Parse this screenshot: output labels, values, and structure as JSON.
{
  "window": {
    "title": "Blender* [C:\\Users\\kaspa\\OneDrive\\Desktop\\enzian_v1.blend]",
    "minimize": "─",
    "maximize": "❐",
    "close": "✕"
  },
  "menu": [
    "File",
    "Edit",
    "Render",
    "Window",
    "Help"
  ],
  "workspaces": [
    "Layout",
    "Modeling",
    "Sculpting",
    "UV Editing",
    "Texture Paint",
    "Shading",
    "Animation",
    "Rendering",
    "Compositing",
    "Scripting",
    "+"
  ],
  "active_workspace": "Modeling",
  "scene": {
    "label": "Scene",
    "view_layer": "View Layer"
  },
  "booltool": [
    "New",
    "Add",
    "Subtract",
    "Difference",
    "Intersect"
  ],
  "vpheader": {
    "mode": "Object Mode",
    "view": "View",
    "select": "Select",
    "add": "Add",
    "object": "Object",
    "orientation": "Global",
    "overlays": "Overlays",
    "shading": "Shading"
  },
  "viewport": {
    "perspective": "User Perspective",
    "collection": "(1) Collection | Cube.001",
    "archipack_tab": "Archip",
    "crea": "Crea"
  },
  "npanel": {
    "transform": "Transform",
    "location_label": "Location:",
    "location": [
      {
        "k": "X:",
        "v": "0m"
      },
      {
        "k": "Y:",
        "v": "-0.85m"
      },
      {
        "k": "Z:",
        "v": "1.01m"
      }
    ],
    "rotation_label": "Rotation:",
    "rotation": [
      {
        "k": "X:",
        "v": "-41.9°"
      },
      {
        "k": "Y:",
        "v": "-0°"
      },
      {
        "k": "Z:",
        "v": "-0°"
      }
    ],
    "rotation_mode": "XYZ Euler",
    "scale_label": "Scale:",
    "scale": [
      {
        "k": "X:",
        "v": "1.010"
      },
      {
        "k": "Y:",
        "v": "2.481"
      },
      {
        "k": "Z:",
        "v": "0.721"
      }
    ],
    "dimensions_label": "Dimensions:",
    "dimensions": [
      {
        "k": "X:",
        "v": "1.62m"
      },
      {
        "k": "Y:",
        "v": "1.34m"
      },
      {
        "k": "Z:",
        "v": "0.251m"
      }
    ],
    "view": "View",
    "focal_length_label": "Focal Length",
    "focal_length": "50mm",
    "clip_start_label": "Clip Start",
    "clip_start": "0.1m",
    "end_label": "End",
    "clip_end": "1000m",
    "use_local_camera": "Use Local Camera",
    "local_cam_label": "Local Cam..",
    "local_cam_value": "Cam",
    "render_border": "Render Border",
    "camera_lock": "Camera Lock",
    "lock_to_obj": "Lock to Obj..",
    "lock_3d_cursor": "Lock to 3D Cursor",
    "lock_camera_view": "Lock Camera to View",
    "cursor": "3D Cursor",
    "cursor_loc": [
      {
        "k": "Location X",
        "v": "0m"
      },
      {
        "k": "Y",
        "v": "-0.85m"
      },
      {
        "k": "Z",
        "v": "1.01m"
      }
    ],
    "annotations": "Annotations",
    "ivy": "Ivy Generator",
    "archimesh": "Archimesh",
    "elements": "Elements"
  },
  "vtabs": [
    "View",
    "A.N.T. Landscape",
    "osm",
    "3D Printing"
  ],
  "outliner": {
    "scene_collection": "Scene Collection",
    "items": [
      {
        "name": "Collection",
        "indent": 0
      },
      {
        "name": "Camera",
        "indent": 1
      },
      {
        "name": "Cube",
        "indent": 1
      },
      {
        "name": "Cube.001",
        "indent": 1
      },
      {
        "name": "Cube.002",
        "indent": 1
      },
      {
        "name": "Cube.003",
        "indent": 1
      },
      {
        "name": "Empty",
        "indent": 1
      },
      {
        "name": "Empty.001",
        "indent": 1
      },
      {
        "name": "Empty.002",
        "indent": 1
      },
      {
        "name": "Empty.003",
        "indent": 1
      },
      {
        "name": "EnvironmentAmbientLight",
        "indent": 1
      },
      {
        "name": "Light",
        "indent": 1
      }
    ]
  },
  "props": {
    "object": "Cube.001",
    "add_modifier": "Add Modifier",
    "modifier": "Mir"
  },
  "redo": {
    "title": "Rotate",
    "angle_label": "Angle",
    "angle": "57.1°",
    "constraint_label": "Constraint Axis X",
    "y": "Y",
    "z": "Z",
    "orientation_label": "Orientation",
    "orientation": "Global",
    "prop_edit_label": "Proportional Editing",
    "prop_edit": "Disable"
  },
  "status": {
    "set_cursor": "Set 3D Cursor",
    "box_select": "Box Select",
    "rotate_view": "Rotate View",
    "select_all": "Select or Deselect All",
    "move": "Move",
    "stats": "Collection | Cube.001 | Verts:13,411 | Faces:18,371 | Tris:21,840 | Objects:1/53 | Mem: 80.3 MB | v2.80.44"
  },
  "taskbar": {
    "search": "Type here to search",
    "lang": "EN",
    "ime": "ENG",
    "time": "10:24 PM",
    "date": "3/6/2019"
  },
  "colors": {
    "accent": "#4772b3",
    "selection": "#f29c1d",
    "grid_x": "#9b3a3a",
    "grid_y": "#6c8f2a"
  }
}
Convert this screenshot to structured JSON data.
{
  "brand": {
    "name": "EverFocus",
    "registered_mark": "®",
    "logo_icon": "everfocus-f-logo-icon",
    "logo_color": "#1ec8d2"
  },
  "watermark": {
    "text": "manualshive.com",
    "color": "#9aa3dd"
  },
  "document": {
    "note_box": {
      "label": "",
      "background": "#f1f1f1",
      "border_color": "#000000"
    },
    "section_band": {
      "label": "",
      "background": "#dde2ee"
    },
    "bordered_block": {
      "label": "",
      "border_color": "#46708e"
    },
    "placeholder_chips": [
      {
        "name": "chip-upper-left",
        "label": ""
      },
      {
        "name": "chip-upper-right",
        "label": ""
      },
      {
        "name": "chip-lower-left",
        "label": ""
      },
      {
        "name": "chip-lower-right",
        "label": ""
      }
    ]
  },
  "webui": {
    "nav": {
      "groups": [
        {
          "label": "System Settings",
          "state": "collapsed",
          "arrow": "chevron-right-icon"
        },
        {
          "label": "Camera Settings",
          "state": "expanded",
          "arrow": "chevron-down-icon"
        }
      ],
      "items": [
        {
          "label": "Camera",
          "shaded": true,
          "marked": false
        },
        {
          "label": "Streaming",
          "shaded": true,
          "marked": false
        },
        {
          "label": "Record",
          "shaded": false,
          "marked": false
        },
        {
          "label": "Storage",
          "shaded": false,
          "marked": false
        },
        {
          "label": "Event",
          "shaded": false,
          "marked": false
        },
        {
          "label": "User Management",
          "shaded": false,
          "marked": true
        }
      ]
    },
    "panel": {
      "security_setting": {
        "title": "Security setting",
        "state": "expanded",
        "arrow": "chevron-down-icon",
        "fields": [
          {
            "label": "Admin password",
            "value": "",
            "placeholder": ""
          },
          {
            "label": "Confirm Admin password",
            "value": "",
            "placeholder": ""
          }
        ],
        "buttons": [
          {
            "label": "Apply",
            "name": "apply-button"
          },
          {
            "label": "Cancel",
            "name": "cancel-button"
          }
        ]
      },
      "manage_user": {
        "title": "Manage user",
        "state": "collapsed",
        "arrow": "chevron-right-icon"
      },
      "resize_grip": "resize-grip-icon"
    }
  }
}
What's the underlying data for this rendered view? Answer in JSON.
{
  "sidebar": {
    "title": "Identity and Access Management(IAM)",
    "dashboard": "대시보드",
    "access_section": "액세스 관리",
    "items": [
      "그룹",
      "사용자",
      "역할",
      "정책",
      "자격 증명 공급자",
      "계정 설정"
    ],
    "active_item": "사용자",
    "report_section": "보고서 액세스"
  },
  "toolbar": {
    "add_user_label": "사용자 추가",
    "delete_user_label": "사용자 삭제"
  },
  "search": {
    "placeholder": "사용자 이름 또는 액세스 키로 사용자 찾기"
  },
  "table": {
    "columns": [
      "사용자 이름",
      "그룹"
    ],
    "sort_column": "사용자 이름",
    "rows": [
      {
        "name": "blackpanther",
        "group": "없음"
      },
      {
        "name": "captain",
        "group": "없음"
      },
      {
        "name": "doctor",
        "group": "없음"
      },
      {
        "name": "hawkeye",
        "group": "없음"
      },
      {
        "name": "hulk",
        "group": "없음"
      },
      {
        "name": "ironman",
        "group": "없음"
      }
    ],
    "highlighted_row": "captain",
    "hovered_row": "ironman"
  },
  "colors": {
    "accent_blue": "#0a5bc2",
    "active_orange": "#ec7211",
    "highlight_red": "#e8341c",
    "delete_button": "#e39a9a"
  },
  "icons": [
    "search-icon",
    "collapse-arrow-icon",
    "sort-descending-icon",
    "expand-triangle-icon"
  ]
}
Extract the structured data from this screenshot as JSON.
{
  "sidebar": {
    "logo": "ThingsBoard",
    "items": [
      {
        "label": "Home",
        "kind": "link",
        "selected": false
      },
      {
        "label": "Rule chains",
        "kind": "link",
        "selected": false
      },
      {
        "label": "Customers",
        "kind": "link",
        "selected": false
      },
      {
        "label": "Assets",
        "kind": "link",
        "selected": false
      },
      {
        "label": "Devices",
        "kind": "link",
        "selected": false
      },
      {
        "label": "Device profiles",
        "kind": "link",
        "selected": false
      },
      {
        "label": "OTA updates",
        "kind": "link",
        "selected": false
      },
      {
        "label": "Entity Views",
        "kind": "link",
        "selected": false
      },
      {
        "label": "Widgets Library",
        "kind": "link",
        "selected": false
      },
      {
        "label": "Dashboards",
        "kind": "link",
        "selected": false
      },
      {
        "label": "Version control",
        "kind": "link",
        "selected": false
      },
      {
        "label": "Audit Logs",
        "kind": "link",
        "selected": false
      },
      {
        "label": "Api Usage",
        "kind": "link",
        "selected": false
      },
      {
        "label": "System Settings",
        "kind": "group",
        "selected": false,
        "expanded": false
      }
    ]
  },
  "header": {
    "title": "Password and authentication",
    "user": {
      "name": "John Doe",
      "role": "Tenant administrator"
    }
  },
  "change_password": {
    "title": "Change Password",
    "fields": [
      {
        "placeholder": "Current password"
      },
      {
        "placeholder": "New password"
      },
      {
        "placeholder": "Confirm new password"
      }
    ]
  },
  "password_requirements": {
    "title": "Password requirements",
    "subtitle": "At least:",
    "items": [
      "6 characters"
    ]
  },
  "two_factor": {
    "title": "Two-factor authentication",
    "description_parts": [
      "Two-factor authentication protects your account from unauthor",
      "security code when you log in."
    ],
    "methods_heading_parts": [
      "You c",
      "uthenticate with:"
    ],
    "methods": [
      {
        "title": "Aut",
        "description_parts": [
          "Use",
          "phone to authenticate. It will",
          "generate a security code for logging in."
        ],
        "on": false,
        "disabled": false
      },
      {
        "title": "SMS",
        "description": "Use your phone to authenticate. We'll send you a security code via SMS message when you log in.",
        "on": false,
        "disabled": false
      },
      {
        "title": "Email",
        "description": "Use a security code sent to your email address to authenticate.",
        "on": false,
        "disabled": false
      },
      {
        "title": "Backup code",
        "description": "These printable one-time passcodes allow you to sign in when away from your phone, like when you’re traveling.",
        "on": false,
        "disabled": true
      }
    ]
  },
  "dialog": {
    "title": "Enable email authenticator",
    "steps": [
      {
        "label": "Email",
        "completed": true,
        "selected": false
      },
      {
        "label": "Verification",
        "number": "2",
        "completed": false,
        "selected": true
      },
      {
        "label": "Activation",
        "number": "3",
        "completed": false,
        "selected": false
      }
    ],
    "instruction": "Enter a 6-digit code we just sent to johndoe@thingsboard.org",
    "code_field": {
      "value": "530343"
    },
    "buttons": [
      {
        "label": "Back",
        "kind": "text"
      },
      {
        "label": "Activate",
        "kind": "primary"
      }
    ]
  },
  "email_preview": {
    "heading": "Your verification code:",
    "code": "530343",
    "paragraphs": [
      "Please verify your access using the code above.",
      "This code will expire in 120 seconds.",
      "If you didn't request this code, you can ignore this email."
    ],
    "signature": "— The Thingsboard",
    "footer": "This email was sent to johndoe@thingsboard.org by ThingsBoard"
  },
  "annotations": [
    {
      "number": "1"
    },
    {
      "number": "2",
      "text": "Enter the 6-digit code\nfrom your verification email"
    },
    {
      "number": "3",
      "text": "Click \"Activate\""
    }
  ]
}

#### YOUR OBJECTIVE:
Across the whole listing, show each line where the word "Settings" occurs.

#### FINISHED TASK:
          "label": "System Settings",
          "label": "Camera Settings",
        "label": "System Settings",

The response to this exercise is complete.